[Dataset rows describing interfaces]
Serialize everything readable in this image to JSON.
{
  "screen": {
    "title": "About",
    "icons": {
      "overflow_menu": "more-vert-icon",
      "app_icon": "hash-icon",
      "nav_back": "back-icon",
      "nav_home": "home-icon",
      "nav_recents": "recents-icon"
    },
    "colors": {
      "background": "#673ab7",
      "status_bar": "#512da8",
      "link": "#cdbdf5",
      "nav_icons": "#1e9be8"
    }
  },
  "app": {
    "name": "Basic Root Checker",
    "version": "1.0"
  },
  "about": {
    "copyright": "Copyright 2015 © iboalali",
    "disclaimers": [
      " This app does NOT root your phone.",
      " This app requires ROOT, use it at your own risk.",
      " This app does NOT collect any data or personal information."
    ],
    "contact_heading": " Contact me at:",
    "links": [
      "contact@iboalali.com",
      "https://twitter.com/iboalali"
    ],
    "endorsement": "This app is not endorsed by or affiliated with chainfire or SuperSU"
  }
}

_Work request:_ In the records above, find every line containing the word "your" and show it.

_Exercise solution:_
      " This app does NOT root your phone.",
      " This app requires ROOT, use it at your own risk.",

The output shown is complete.